The attachment and migration of bronchial epithelial cells are important features in re-epithelialization after tissue injury. We hypothesized that inflammatory cytokines might alter bronchial epithelial cell attachment and migration. To test this hypothesis, we evaluated the effects of mononuclear cell conditioned medium (MNCCM) on attachment and migration of bronchial epithelial cells to fibronectin in vitro. MNCCM was prepared from bovine blood mononuclear cells that were stimulated with concanavalin A. MNCCM stimulated bronchial epithelial cell migration and spreading. Sephadex G-75 column chromatography of MNCCM found two peaks of migration-stimulatory activity. Activity in the higher molecular weight peak was partially inhibited by anti-tumor necrosis factor-α antibodies. Activity in the low-molecular-weight peak was lipid-extractable, suggesting the possibility that the activity was an arachidonate metabolite. We evaluated the effects of protein kinase C (PKC) inhibitors on enhancement of bronchial epithelial cell migration by MNCCM under the hypothesis that stimulated bronchial epithelial cell migration by MNCCM was elicited through PKC-dependent signaling pathways. PKC inhibitors, calphostin and H-7, inhibited the effect of MNCCM on bronchial epithelial cell migration. In addition, MNCCM stimulated PKC translocation and activity in these cells. Thus mononuclear cells produce inflammatory cytokines with important effects on bronchial epithelial cell migration and spreading.

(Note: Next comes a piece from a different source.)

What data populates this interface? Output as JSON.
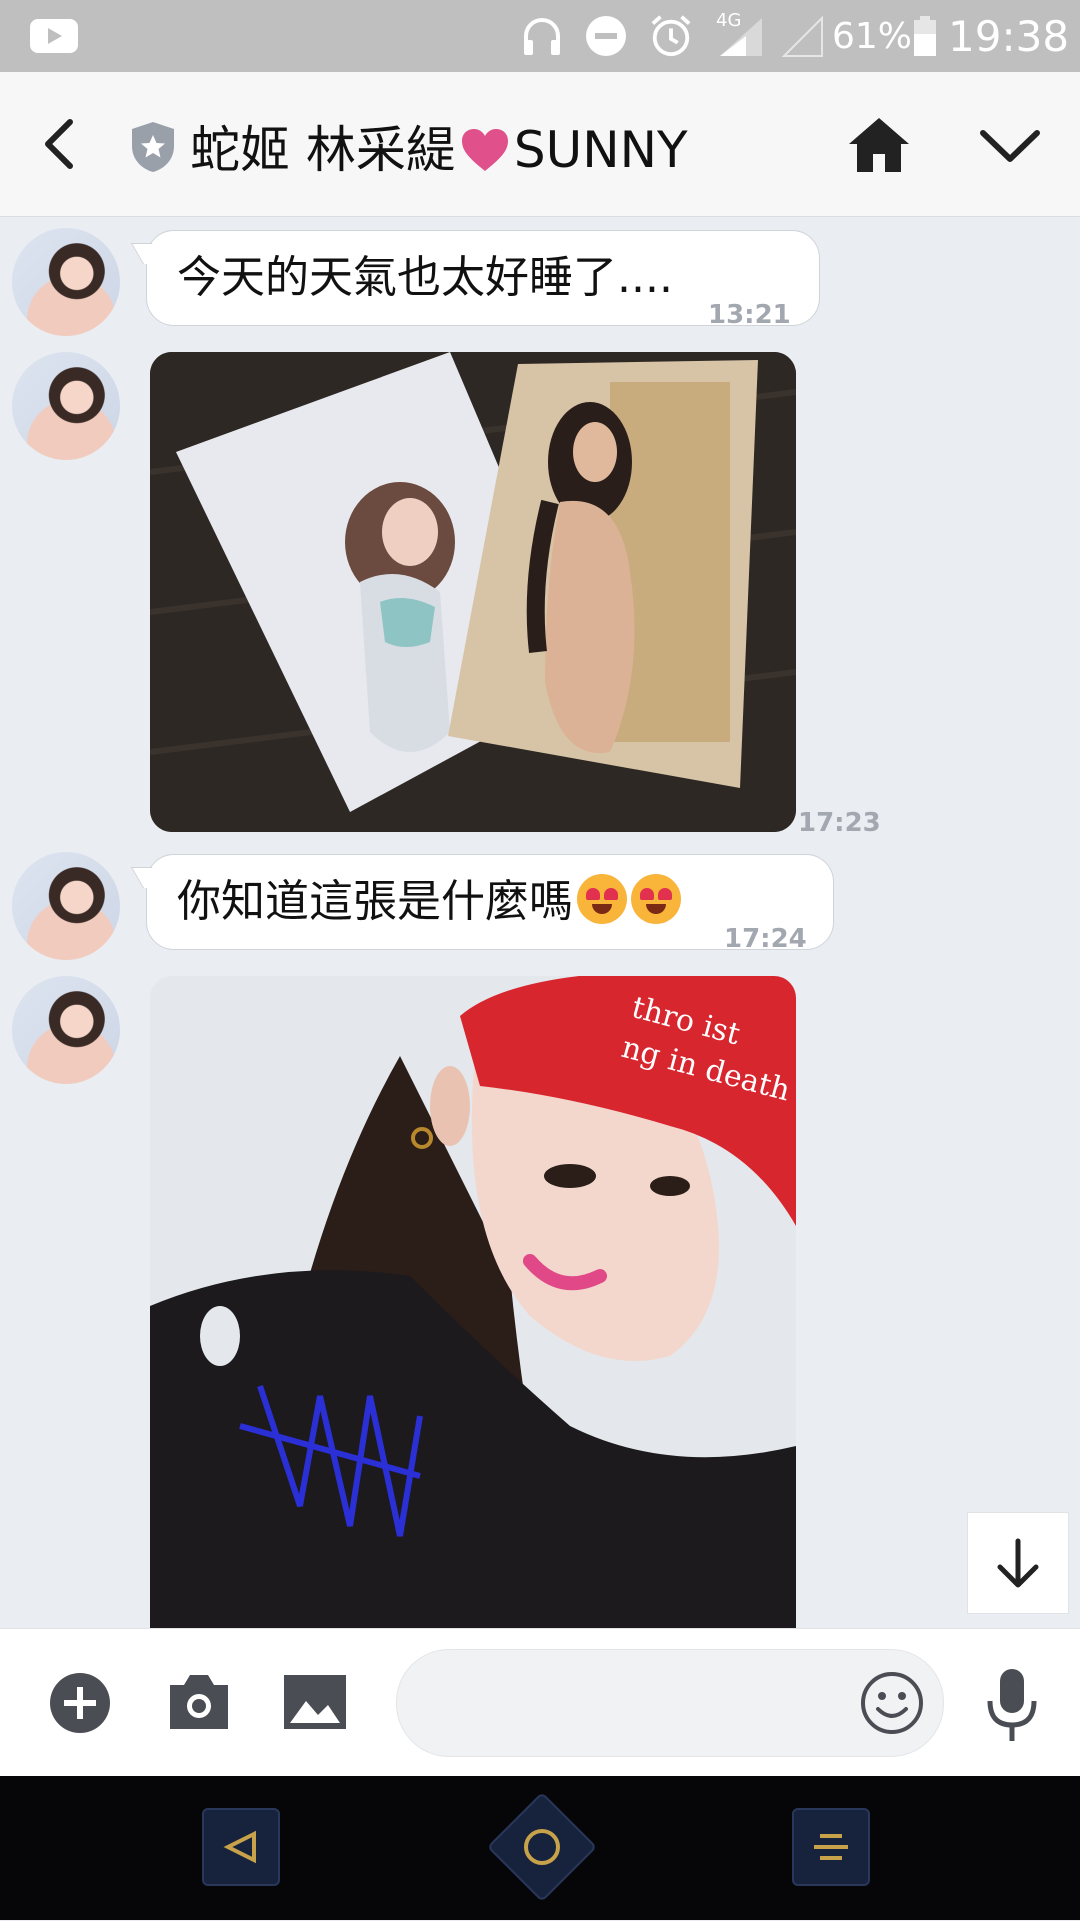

The stimulatory effect may be mediated in part through PKC signaling pathways.
ASJC Scopus subject areas
- Pathology and Forensic Medicine